• [Instructions to follow]: Could you please retype all of the records exactly, skipping any pictures?

§

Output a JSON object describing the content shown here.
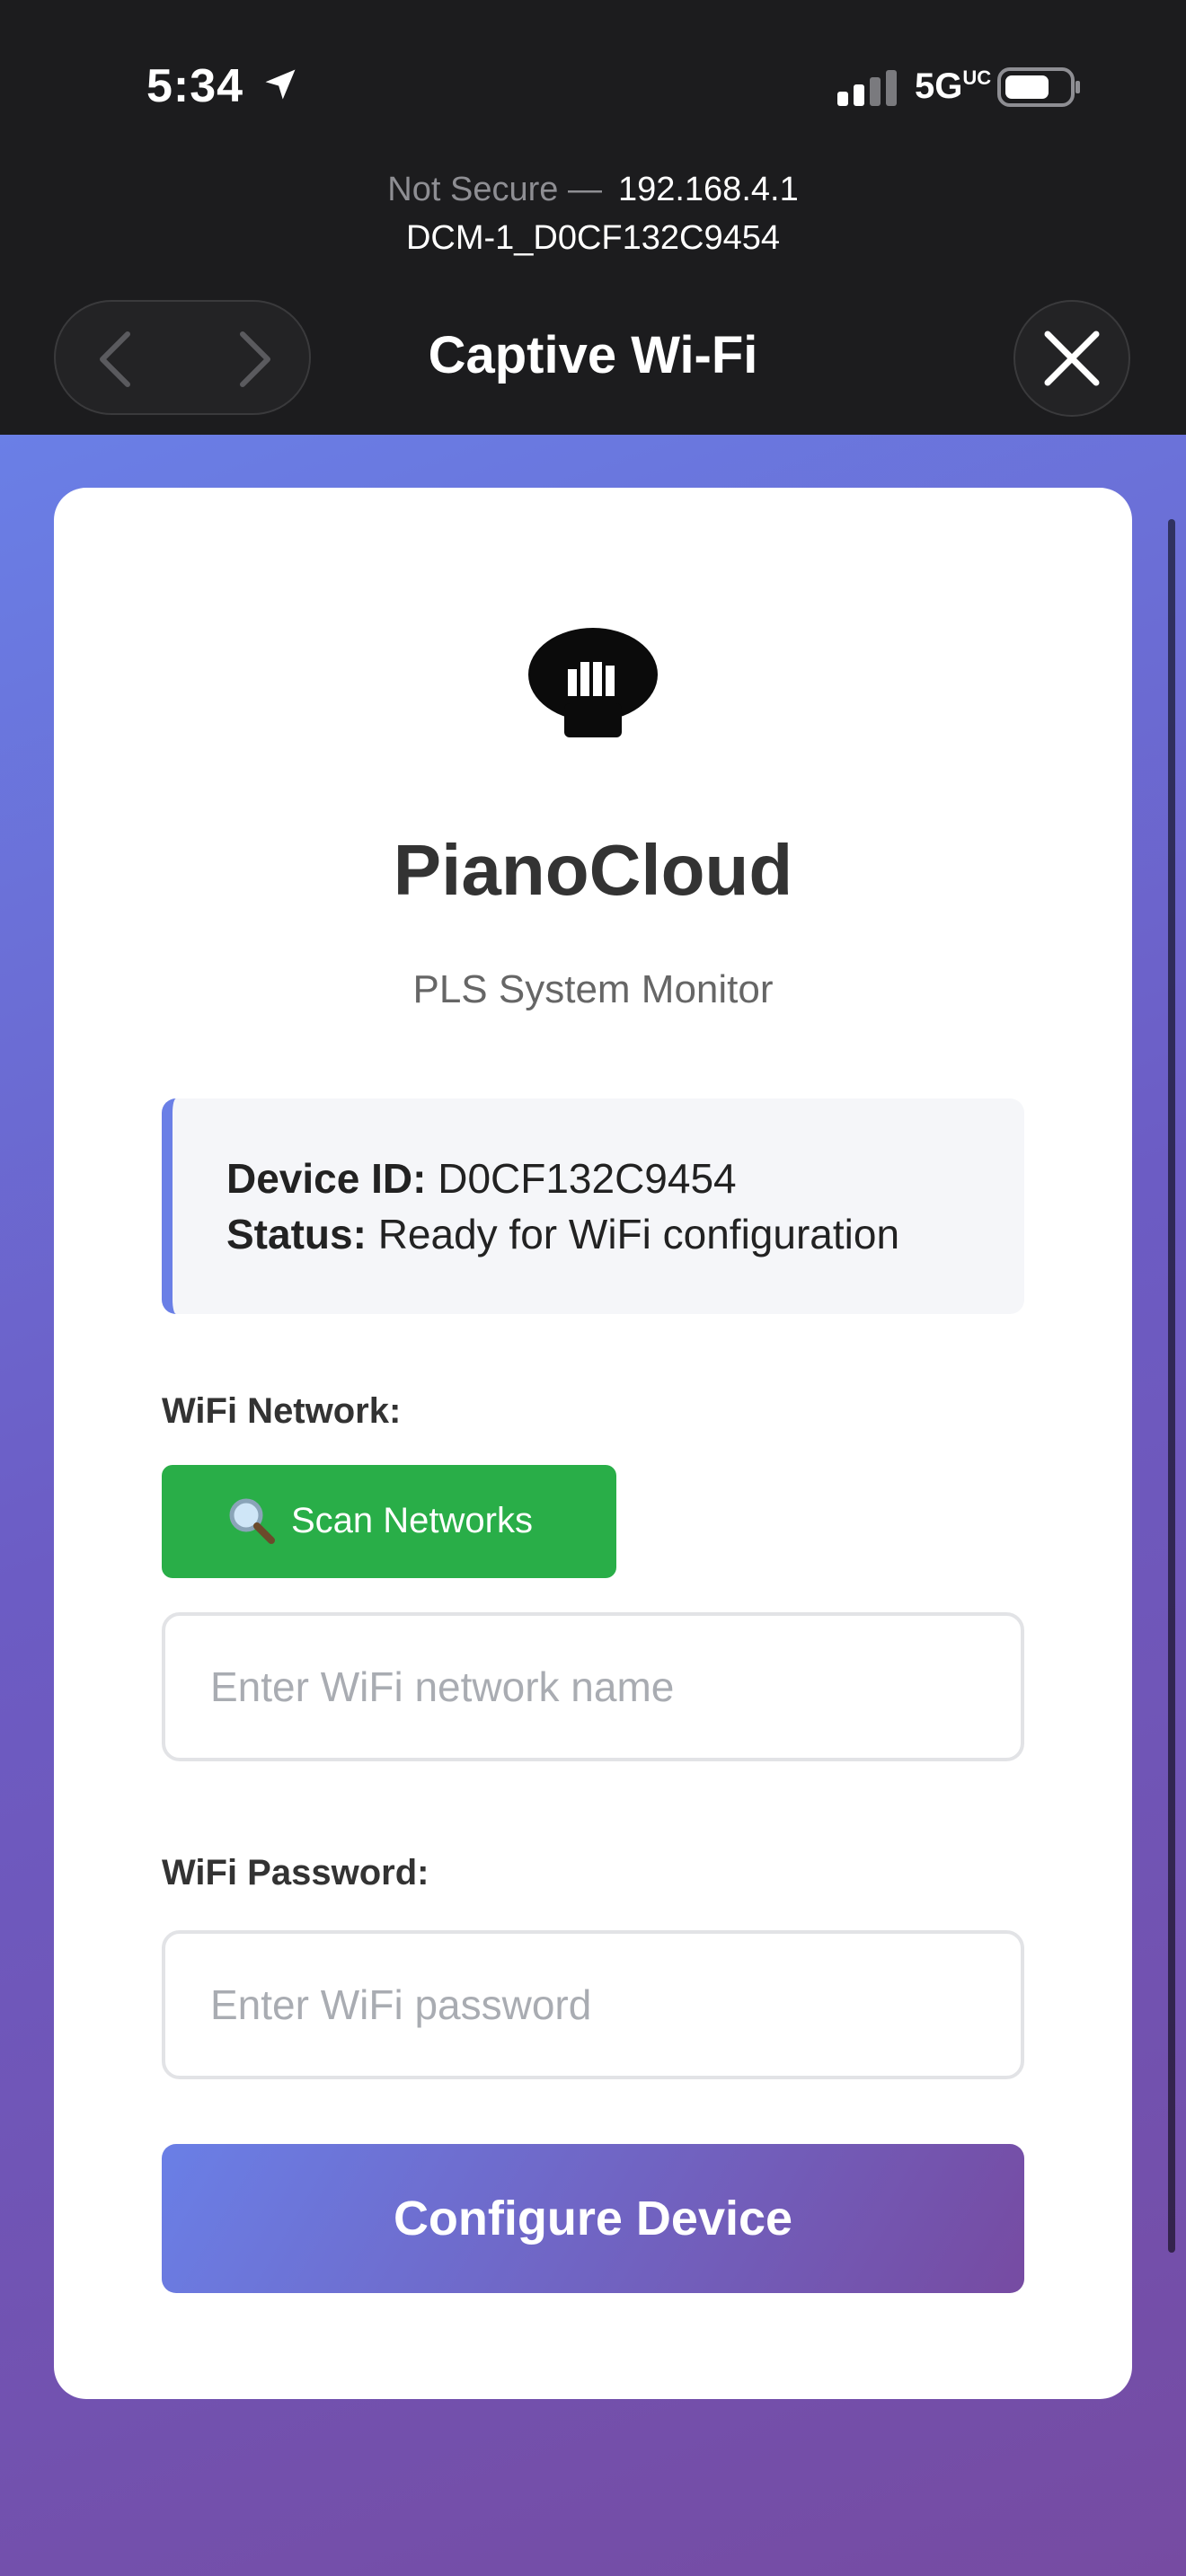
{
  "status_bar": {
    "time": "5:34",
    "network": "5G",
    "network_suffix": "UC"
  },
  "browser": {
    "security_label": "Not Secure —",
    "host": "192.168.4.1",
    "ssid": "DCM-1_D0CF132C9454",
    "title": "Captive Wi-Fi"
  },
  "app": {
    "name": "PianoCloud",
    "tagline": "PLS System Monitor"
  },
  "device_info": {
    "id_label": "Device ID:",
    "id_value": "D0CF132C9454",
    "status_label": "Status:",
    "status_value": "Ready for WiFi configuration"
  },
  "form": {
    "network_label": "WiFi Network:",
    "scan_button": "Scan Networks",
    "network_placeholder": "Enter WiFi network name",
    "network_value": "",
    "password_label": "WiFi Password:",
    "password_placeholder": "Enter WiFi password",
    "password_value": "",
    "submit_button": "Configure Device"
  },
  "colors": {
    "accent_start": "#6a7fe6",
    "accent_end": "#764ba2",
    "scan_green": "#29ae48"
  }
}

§

• [Completed task]:
Output a JSON object describing the content shown here.
{
  "status_bar": {
    "time": "5:34",
    "network": "5G",
    "network_suffix": "UC"
  },
  "browser": {
    "security_label": "Not Secure —",
    "host": "192.168.4.1",
    "ssid": "DCM-1_D0CF132C9454",
    "title": "Captive Wi-Fi"
  },
  "app": {
    "name": "PianoCloud",
    "tagline": "PLS System Monitor"
  },
  "device_info": {
    "id_label": "Device ID:",
    "id_value": "D0CF132C9454",
    "status_label": "Status:",
    "status_value": "Ready for WiFi configuration"
  },
  "form": {
    "network_label": "WiFi Network:",
    "scan_button": "Scan Networks",
    "network_placeholder": "Enter WiFi network name",
    "network_value": "",
    "password_label": "WiFi Password:",
    "password_placeholder": "Enter WiFi password",
    "password_value": "",
    "submit_button": "Configure Device"
  },
  "colors": {
    "accent_start": "#6a7fe6",
    "accent_end": "#764ba2",
    "scan_green": "#29ae48"
  }
}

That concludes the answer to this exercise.